The task:
In the data below, how many lines include the string "likes"? Give only the number.

(Dataset rows for apps and sites)
────
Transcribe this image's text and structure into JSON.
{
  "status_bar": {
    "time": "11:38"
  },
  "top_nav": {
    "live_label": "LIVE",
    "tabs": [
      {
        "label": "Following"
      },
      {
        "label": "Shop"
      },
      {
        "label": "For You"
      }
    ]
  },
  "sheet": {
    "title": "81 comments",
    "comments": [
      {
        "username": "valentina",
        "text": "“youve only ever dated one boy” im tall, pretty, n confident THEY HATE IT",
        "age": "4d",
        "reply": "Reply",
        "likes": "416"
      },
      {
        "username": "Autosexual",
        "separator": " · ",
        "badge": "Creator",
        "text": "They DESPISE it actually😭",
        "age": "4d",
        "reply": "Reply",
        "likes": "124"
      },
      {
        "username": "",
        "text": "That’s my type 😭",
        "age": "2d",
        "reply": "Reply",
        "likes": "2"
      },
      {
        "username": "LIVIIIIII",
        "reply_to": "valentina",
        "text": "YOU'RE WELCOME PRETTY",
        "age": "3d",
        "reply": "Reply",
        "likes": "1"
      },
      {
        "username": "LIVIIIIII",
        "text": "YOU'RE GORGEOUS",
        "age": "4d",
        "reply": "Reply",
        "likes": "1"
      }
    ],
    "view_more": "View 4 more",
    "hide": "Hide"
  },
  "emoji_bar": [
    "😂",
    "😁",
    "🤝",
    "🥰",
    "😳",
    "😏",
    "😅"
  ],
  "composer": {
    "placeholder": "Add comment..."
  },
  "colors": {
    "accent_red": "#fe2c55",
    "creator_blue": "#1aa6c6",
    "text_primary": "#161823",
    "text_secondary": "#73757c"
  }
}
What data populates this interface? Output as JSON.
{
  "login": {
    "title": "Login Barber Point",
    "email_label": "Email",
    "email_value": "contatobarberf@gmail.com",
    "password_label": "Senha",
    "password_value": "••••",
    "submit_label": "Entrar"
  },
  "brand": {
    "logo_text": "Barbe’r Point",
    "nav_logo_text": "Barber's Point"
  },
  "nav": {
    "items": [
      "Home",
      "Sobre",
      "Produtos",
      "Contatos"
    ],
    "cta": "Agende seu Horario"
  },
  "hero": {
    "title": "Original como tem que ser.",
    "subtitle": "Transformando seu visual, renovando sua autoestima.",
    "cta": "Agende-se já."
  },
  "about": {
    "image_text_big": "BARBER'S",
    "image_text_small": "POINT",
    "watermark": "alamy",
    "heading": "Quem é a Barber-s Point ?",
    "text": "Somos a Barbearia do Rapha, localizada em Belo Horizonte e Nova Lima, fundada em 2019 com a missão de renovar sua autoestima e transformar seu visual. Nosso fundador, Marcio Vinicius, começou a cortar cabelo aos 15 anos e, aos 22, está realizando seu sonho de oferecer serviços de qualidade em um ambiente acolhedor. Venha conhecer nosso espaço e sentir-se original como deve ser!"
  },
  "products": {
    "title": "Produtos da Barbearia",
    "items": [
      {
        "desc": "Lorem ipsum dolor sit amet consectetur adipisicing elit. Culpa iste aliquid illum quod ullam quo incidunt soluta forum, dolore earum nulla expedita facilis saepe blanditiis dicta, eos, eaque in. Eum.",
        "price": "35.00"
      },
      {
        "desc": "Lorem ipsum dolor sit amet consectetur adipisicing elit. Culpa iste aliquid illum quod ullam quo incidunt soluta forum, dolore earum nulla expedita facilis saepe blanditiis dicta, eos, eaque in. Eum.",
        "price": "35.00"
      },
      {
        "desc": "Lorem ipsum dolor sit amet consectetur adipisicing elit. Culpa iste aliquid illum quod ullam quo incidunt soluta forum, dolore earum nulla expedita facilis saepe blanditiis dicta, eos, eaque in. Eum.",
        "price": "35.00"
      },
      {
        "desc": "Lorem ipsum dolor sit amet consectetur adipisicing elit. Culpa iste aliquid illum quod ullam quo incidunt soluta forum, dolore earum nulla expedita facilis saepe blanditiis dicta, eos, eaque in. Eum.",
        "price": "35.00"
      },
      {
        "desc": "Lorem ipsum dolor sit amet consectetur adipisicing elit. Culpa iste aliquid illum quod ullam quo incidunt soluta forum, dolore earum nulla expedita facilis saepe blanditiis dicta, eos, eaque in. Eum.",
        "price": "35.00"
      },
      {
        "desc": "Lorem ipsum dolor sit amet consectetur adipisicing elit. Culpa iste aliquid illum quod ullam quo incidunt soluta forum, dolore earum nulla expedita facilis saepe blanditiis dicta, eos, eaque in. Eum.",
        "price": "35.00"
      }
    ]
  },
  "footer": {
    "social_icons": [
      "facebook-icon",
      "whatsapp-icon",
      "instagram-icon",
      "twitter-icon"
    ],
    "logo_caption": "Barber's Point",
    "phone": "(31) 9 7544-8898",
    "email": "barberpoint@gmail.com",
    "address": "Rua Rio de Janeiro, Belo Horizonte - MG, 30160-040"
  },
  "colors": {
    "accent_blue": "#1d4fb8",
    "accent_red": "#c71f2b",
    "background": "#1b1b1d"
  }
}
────
Solution to this task:
5